- _What is being asked_:
Going line by line through the entries, count those containing "xyte" and state only the result.

- _Exercise inputs_:
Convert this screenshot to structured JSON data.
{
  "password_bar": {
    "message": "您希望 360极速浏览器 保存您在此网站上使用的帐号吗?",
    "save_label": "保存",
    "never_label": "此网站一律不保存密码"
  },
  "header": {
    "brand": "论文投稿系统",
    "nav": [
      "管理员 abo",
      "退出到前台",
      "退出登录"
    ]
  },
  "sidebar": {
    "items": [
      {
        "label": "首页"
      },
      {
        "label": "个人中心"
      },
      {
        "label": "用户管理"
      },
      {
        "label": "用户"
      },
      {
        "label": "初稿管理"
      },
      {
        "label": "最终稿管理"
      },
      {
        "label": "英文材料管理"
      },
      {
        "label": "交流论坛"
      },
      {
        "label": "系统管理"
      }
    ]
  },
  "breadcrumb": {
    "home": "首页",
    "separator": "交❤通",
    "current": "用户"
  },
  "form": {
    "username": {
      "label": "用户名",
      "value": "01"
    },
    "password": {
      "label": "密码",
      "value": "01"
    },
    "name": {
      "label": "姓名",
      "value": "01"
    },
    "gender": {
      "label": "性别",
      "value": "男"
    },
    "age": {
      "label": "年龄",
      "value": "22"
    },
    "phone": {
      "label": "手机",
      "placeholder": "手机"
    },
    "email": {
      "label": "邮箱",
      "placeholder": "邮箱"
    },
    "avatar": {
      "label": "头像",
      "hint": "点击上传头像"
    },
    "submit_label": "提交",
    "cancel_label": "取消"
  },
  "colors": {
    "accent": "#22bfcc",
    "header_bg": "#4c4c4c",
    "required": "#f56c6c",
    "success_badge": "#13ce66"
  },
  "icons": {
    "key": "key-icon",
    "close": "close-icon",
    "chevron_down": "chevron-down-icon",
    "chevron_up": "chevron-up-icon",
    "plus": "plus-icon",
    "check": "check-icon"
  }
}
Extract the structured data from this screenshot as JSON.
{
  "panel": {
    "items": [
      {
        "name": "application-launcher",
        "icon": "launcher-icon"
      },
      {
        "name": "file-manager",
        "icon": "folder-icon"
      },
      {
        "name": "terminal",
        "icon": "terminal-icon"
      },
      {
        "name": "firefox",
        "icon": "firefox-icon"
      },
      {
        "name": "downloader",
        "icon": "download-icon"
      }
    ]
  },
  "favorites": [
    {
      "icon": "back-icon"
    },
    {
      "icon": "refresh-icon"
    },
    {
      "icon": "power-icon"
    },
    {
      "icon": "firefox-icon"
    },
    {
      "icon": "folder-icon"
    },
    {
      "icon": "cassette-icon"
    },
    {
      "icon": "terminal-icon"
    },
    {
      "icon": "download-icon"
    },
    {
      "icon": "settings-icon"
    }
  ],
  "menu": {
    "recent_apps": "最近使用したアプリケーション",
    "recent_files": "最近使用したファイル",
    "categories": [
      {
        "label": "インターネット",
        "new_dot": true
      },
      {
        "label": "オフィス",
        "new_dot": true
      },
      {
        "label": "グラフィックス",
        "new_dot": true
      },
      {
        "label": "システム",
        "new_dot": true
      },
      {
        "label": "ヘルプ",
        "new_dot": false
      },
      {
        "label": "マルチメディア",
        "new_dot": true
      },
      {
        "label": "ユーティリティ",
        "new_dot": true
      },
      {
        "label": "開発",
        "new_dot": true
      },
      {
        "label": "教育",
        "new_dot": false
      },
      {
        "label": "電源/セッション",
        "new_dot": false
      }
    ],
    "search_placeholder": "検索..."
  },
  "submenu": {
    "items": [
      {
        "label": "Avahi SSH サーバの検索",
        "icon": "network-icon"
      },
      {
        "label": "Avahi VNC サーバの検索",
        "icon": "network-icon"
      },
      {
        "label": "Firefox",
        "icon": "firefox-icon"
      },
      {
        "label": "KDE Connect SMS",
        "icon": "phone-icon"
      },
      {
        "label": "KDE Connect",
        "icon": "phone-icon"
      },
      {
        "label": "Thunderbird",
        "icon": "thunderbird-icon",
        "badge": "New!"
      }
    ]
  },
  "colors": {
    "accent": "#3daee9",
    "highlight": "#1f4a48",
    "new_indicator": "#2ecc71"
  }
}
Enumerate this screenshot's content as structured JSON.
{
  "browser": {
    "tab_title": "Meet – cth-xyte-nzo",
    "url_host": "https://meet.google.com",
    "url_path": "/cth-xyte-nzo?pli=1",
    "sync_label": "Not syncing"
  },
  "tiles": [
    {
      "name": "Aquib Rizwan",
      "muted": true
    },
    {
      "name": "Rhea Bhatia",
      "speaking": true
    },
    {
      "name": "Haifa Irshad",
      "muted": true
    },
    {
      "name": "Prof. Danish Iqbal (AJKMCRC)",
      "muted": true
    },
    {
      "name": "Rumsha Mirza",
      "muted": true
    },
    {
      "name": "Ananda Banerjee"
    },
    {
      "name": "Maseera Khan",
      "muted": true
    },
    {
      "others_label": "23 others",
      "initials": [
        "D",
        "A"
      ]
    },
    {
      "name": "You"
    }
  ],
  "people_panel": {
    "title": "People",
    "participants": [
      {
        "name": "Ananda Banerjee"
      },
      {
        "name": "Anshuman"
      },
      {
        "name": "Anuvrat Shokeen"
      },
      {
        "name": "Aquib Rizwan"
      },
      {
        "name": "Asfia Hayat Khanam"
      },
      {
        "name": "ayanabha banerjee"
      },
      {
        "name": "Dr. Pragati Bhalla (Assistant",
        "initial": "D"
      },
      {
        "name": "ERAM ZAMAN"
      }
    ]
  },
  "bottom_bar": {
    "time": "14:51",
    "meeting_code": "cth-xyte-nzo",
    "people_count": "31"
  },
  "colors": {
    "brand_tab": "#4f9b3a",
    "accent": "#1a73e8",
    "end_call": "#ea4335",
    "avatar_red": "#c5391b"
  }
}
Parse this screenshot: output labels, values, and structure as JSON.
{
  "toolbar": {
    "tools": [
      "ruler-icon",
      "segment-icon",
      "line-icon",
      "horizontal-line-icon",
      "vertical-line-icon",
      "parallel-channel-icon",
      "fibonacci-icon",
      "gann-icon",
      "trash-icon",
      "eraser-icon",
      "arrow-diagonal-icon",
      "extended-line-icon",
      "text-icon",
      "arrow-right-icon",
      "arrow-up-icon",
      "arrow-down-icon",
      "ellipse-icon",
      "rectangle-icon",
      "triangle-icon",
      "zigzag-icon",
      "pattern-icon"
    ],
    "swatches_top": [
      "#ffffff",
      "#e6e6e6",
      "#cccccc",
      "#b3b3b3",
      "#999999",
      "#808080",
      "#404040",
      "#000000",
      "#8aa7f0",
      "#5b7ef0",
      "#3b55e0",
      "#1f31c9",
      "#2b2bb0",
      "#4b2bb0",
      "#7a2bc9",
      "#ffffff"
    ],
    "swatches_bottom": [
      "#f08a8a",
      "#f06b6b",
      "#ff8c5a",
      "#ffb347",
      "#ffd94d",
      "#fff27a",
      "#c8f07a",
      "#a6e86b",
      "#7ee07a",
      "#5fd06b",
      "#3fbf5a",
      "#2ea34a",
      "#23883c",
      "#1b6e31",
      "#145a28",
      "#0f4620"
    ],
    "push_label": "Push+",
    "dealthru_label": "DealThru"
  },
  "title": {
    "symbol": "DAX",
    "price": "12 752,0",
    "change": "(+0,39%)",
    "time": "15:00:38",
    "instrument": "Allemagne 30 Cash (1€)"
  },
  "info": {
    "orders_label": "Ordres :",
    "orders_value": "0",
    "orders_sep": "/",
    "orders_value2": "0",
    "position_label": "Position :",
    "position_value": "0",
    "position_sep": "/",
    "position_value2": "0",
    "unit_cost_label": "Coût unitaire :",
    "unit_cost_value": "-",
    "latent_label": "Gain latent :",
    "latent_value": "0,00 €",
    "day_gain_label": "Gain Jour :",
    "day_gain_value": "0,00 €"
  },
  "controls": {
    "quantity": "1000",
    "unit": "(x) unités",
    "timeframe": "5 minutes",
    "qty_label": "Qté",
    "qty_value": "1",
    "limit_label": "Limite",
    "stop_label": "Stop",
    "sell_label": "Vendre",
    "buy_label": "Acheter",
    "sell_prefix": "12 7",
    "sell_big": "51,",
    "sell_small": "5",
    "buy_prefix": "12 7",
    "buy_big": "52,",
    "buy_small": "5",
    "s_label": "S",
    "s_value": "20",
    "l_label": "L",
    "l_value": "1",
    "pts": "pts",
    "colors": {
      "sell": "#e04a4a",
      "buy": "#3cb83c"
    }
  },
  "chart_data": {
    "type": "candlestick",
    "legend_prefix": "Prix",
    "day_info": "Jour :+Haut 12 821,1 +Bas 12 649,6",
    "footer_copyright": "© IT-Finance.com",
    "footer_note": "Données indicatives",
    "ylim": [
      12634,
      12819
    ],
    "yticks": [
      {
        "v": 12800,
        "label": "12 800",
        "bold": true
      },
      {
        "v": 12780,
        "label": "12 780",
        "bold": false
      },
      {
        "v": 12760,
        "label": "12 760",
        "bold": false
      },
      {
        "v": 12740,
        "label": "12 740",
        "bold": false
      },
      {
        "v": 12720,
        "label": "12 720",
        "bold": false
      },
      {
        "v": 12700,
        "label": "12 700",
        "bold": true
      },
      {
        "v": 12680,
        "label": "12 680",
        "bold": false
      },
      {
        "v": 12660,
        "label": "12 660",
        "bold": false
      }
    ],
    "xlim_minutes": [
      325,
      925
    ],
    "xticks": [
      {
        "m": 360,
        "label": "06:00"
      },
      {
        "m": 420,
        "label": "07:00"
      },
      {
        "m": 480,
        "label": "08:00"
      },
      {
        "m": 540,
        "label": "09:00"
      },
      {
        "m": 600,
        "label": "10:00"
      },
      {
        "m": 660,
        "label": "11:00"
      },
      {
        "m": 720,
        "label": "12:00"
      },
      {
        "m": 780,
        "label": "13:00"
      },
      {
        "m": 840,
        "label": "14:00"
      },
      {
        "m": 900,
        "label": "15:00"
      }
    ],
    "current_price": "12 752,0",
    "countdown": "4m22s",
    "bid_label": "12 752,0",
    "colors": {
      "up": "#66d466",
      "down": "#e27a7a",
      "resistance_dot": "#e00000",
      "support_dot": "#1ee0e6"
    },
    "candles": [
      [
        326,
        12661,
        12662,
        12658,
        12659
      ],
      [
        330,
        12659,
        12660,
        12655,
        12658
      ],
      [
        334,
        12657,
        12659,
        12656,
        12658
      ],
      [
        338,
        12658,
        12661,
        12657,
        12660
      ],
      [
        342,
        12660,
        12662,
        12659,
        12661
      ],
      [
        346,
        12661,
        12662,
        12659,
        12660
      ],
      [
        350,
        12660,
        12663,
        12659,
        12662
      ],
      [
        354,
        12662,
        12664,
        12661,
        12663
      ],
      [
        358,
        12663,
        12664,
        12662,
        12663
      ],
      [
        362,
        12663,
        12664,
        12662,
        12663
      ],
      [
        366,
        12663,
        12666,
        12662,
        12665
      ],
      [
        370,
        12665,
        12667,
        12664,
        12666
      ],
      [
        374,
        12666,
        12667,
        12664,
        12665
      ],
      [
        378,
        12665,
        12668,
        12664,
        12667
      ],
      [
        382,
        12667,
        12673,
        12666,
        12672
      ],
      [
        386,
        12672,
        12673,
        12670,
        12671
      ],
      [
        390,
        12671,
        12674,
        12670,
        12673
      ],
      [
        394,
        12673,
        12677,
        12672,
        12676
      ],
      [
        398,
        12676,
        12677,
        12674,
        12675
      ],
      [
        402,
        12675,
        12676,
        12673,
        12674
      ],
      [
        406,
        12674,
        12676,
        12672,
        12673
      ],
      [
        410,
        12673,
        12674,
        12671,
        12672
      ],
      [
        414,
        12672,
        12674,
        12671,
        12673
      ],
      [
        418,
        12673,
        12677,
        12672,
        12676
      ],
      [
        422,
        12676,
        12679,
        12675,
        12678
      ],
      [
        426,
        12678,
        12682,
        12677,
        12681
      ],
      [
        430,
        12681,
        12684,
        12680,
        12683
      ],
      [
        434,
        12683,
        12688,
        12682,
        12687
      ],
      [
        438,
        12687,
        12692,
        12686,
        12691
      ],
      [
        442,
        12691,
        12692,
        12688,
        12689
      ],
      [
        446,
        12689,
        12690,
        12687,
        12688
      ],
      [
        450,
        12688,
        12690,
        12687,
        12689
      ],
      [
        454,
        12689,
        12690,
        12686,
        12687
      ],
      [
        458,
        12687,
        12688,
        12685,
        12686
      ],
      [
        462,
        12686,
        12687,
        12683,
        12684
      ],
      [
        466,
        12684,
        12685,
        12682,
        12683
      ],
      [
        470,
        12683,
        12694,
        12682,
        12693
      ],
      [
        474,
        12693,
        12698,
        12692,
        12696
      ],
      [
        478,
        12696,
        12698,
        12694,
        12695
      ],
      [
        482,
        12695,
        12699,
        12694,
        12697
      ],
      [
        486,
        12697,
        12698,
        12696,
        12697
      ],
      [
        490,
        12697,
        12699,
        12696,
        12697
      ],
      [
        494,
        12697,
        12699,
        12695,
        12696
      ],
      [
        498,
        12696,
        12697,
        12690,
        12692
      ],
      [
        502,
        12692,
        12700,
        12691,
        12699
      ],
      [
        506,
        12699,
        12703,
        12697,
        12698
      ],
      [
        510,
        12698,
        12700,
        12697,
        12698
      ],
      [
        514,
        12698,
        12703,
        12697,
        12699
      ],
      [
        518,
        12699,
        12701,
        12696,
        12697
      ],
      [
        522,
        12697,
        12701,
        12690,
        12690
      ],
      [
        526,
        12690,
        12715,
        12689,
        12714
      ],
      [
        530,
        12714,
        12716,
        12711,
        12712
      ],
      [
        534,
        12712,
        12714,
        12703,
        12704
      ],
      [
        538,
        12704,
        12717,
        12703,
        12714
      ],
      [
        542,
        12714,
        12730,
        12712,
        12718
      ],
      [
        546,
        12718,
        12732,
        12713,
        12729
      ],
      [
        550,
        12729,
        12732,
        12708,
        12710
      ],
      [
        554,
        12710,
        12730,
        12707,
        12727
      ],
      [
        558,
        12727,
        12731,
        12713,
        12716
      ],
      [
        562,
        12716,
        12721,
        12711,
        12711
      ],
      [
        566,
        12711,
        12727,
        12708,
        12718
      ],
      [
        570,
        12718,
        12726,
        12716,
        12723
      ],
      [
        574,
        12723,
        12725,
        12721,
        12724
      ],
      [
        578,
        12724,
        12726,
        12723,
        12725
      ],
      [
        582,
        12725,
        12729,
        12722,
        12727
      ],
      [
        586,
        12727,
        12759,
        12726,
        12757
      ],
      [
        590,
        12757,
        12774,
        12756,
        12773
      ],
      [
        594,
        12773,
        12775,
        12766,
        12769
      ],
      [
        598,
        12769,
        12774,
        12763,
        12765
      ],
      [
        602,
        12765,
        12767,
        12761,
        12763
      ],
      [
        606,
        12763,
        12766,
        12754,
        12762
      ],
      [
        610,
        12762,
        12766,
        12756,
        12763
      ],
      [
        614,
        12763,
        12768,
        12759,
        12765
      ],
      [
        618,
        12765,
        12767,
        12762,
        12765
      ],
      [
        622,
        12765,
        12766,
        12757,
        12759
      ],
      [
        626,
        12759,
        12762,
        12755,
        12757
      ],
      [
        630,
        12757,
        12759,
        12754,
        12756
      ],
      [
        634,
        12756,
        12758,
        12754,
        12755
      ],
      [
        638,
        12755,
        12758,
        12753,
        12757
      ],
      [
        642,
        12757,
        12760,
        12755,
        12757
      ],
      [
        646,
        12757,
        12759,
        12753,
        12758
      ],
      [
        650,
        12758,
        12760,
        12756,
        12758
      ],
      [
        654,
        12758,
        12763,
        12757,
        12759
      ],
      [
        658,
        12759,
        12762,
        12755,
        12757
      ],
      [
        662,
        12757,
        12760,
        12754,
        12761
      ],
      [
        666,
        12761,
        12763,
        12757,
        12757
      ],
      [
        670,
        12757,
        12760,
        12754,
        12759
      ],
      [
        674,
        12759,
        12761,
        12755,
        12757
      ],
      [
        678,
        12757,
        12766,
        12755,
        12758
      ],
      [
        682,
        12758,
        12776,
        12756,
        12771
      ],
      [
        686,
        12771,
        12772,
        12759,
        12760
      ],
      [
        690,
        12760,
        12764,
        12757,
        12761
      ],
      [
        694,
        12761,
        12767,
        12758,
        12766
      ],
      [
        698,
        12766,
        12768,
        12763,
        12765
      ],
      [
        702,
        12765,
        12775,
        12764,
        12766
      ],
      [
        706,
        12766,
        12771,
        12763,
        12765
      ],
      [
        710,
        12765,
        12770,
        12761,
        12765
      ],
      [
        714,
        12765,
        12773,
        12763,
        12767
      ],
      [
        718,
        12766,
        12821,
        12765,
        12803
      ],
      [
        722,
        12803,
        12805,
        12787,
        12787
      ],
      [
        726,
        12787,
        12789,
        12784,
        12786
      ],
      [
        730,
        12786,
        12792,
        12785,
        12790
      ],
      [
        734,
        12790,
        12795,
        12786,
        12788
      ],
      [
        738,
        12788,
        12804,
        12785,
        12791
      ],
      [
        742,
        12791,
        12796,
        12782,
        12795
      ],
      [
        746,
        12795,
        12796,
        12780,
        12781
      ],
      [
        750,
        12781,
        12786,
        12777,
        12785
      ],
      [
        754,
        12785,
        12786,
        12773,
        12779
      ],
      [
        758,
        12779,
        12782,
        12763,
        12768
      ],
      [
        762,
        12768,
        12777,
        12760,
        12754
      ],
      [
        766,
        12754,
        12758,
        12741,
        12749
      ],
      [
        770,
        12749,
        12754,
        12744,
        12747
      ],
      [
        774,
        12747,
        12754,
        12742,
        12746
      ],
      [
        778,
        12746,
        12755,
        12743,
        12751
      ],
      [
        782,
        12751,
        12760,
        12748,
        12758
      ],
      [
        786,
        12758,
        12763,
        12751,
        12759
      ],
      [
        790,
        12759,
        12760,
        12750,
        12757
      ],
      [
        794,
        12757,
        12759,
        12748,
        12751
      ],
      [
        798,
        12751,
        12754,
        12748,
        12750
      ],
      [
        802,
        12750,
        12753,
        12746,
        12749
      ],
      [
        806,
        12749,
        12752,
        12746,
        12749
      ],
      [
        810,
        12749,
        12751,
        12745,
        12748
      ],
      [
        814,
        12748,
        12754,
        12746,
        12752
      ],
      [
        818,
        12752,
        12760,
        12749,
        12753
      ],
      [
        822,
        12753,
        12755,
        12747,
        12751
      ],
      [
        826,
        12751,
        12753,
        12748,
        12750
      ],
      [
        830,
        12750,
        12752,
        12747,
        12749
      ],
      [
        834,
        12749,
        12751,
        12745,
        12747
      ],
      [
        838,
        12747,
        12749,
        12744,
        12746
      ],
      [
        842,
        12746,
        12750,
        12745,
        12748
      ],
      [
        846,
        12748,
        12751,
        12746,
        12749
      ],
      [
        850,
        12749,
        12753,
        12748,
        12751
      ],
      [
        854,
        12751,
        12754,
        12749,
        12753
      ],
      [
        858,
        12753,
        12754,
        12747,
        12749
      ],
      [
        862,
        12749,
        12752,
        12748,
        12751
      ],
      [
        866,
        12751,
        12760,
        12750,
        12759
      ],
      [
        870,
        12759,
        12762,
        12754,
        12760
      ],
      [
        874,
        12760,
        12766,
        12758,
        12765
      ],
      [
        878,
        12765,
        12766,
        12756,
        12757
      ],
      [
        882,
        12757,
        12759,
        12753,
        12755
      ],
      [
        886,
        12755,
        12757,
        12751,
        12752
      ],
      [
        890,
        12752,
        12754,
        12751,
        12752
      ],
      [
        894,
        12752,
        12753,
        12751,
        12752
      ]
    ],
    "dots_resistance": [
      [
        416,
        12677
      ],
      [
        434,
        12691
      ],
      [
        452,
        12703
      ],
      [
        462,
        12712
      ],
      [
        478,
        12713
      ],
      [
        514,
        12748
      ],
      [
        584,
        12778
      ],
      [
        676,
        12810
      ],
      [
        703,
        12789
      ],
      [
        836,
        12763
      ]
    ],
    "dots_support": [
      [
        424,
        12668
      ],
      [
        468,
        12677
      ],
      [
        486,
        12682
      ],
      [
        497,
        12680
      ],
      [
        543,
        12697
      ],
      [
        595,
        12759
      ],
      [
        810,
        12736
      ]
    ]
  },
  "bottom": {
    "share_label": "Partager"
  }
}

- _Your solution_:
3